Exercise details ▸
Read through the data, and wherever a line holds the word "structured", write that line out.

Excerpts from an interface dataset
************

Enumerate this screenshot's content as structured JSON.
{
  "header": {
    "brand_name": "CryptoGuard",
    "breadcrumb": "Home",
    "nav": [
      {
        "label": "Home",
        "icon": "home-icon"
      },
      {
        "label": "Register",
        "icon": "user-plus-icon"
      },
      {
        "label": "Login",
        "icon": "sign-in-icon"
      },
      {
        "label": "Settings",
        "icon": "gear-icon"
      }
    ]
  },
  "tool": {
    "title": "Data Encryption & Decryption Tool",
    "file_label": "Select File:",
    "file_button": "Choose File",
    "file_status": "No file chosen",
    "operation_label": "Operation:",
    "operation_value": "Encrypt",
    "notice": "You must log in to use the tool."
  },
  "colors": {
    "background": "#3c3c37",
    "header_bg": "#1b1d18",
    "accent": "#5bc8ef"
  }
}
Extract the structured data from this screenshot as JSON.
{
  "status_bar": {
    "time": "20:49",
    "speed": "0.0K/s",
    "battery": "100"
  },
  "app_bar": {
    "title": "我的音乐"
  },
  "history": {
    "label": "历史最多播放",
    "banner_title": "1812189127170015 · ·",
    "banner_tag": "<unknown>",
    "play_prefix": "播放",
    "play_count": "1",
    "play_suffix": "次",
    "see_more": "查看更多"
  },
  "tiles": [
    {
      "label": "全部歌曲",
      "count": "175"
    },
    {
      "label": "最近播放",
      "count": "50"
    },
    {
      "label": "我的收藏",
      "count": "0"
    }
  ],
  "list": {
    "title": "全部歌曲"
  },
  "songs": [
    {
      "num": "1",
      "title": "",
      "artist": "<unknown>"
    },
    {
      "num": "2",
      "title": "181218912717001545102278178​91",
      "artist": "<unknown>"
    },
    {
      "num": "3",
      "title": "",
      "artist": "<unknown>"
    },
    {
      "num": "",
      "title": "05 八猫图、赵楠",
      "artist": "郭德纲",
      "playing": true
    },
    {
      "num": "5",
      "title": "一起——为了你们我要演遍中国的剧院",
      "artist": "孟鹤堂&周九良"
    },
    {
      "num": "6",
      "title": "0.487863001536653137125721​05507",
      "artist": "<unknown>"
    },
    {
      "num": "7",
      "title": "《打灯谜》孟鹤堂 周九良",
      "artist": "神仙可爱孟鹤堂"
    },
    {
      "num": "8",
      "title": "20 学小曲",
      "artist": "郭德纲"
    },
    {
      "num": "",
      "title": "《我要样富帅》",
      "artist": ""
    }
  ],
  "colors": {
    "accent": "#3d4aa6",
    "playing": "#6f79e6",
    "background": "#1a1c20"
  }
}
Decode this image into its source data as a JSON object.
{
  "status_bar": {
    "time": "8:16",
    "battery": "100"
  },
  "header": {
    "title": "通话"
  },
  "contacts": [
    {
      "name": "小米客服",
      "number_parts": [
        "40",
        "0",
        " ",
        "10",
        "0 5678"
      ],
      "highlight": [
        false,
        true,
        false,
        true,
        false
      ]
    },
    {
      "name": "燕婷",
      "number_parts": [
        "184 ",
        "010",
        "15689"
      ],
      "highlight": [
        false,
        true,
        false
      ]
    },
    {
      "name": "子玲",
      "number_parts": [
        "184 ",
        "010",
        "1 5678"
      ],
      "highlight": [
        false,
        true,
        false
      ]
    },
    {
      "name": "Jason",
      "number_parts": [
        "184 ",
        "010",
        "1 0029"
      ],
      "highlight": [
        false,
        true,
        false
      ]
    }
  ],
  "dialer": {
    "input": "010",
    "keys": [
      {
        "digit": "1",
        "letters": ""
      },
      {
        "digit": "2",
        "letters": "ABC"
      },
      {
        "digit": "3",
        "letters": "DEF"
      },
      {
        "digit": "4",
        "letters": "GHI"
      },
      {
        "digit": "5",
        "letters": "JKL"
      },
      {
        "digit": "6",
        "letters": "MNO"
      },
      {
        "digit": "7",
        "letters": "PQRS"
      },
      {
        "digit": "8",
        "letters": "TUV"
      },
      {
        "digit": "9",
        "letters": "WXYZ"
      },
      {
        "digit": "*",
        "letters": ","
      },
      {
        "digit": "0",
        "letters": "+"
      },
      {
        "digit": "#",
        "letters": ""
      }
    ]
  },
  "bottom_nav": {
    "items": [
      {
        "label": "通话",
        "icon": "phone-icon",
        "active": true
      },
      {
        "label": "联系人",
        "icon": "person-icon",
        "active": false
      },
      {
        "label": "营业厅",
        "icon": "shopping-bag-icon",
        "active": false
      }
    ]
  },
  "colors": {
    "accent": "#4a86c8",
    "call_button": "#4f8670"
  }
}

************

Answer area ▸
Enumerate this screenshot's content as structured JSON.
Extract the structured data from this screenshot as JSON.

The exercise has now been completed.